— Exercise instructions —
The output should be all entries, each matching the original exactly.

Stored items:
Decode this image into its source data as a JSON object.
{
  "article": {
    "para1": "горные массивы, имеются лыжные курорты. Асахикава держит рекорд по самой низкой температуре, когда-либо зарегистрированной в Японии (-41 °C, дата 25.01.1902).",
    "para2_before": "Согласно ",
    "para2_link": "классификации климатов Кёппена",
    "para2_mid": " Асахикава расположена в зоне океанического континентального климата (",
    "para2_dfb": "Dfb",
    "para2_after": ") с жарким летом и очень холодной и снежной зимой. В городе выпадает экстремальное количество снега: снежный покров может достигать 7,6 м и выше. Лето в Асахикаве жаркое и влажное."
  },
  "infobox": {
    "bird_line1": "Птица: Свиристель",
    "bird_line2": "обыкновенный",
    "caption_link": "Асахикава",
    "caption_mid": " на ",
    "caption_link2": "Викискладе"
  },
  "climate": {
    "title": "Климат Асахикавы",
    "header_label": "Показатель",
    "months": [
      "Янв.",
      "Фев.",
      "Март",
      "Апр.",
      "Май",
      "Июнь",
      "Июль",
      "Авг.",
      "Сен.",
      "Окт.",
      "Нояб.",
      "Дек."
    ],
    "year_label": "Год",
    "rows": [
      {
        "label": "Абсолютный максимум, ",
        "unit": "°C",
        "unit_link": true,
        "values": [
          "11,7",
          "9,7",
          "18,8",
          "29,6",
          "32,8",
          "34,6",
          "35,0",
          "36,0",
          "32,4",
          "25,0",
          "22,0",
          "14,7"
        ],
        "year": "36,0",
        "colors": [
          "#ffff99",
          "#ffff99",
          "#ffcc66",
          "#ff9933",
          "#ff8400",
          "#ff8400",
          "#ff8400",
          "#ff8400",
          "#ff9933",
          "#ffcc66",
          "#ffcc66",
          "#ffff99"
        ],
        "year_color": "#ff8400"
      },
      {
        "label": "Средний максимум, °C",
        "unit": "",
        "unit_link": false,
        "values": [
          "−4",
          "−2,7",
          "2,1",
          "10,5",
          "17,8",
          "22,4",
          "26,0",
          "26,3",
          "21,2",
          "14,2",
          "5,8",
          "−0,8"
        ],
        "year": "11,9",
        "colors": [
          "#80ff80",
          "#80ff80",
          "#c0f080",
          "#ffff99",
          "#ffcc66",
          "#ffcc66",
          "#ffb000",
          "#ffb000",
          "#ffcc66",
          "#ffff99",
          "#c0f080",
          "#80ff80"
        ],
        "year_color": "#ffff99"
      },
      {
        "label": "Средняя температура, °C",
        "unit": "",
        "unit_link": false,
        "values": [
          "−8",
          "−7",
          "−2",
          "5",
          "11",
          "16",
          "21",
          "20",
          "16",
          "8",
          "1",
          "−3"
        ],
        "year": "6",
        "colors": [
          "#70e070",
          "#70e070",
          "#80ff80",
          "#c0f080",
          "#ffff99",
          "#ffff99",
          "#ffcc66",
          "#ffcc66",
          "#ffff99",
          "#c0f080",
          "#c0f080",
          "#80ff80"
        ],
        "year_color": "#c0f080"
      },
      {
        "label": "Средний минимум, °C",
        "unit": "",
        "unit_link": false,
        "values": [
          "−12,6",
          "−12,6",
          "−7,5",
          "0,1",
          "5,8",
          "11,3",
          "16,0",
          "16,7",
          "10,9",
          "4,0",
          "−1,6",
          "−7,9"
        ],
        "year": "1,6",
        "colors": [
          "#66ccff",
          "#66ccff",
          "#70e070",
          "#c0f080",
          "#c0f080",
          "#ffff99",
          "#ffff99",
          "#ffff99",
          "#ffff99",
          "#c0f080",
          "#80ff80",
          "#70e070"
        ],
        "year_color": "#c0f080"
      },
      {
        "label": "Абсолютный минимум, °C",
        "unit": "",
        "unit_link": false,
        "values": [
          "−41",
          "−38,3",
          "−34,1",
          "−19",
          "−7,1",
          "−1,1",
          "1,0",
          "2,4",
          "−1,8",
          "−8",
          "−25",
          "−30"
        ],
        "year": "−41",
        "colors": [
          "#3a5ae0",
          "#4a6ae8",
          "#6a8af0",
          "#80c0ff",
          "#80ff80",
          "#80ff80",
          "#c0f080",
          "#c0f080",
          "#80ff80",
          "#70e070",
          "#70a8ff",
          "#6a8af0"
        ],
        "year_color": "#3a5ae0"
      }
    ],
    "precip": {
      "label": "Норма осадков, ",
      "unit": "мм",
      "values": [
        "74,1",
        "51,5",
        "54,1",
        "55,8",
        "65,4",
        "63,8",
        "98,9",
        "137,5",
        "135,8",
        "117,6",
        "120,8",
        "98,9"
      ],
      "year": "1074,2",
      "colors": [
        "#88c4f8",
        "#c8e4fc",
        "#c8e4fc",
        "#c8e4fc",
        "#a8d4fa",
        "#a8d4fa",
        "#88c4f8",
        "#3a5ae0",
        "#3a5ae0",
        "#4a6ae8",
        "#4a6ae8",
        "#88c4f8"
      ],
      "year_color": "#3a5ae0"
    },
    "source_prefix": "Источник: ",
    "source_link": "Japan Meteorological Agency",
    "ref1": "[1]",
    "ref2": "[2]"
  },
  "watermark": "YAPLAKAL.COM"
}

— Task result —
Decode this image into its source data as a JSON object.
{
  "article": {
    "para1": "горные массивы, имеются лыжные курорты. Асахикава держит рекорд по самой низкой температуре, когда-либо зарегистрированной в Японии (-41 °C, дата 25.01.1902).",
    "para2_before": "Согласно ",
    "para2_link": "классификации климатов Кёппена",
    "para2_mid": " Асахикава расположена в зоне океанического континентального климата (",
    "para2_dfb": "Dfb",
    "para2_after": ") с жарким летом и очень холодной и снежной зимой. В городе выпадает экстремальное количество снега: снежный покров может достигать 7,6 м и выше. Лето в Асахикаве жаркое и влажное."
  },
  "infobox": {
    "bird_line1": "Птица: Свиристель",
    "bird_line2": "обыкновенный",
    "caption_link": "Асахикава",
    "caption_mid": " на ",
    "caption_link2": "Викискладе"
  },
  "climate": {
    "title": "Климат Асахикавы",
    "header_label": "Показатель",
    "months": [
      "Янв.",
      "Фев.",
      "Март",
      "Апр.",
      "Май",
      "Июнь",
      "Июль",
      "Авг.",
      "Сен.",
      "Окт.",
      "Нояб.",
      "Дек."
    ],
    "year_label": "Год",
    "rows": [
      {
        "label": "Абсолютный максимум, ",
        "unit": "°C",
        "unit_link": true,
        "values": [
          "11,7",
          "9,7",
          "18,8",
          "29,6",
          "32,8",
          "34,6",
          "35,0",
          "36,0",
          "32,4",
          "25,0",
          "22,0",
          "14,7"
        ],
        "year": "36,0",
        "colors": [
          "#ffff99",
          "#ffff99",
          "#ffcc66",
          "#ff9933",
          "#ff8400",
          "#ff8400",
          "#ff8400",
          "#ff8400",
          "#ff9933",
          "#ffcc66",
          "#ffcc66",
          "#ffff99"
        ],
        "year_color": "#ff8400"
      },
      {
        "label": "Средний максимум, °C",
        "unit": "",
        "unit_link": false,
        "values": [
          "−4",
          "−2,7",
          "2,1",
          "10,5",
          "17,8",
          "22,4",
          "26,0",
          "26,3",
          "21,2",
          "14,2",
          "5,8",
          "−0,8"
        ],
        "year": "11,9",
        "colors": [
          "#80ff80",
          "#80ff80",
          "#c0f080",
          "#ffff99",
          "#ffcc66",
          "#ffcc66",
          "#ffb000",
          "#ffb000",
          "#ffcc66",
          "#ffff99",
          "#c0f080",
          "#80ff80"
        ],
        "year_color": "#ffff99"
      },
      {
        "label": "Средняя температура, °C",
        "unit": "",
        "unit_link": false,
        "values": [
          "−8",
          "−7",
          "−2",
          "5",
          "11",
          "16",
          "21",
          "20",
          "16",
          "8",
          "1",
          "−3"
        ],
        "year": "6",
        "colors": [
          "#70e070",
          "#70e070",
          "#80ff80",
          "#c0f080",
          "#ffff99",
          "#ffff99",
          "#ffcc66",
          "#ffcc66",
          "#ffff99",
          "#c0f080",
          "#c0f080",
          "#80ff80"
        ],
        "year_color": "#c0f080"
      },
      {
        "label": "Средний минимум, °C",
        "unit": "",
        "unit_link": false,
        "values": [
          "−12,6",
          "−12,6",
          "−7,5",
          "0,1",
          "5,8",
          "11,3",
          "16,0",
          "16,7",
          "10,9",
          "4,0",
          "−1,6",
          "−7,9"
        ],
        "year": "1,6",
        "colors": [
          "#66ccff",
          "#66ccff",
          "#70e070",
          "#c0f080",
          "#c0f080",
          "#ffff99",
          "#ffff99",
          "#ffff99",
          "#ffff99",
          "#c0f080",
          "#80ff80",
          "#70e070"
        ],
        "year_color": "#c0f080"
      },
      {
        "label": "Абсолютный минимум, °C",
        "unit": "",
        "unit_link": false,
        "values": [
          "−41",
          "−38,3",
          "−34,1",
          "−19",
          "−7,1",
          "−1,1",
          "1,0",
          "2,4",
          "−1,8",
          "−8",
          "−25",
          "−30"
        ],
        "year": "−41",
        "colors": [
          "#3a5ae0",
          "#4a6ae8",
          "#6a8af0",
          "#80c0ff",
          "#80ff80",
          "#80ff80",
          "#c0f080",
          "#c0f080",
          "#80ff80",
          "#70e070",
          "#70a8ff",
          "#6a8af0"
        ],
        "year_color": "#3a5ae0"
      }
    ],
    "precip": {
      "label": "Норма осадков, ",
      "unit": "мм",
      "values": [
        "74,1",
        "51,5",
        "54,1",
        "55,8",
        "65,4",
        "63,8",
        "98,9",
        "137,5",
        "135,8",
        "117,6",
        "120,8",
        "98,9"
      ],
      "year": "1074,2",
      "colors": [
        "#88c4f8",
        "#c8e4fc",
        "#c8e4fc",
        "#c8e4fc",
        "#a8d4fa",
        "#a8d4fa",
        "#88c4f8",
        "#3a5ae0",
        "#3a5ae0",
        "#4a6ae8",
        "#4a6ae8",
        "#88c4f8"
      ],
      "year_color": "#3a5ae0"
    },
    "source_prefix": "Источник: ",
    "source_link": "Japan Meteorological Agency",
    "ref1": "[1]",
    "ref2": "[2]"
  },
  "watermark": "YAPLAKAL.COM"
}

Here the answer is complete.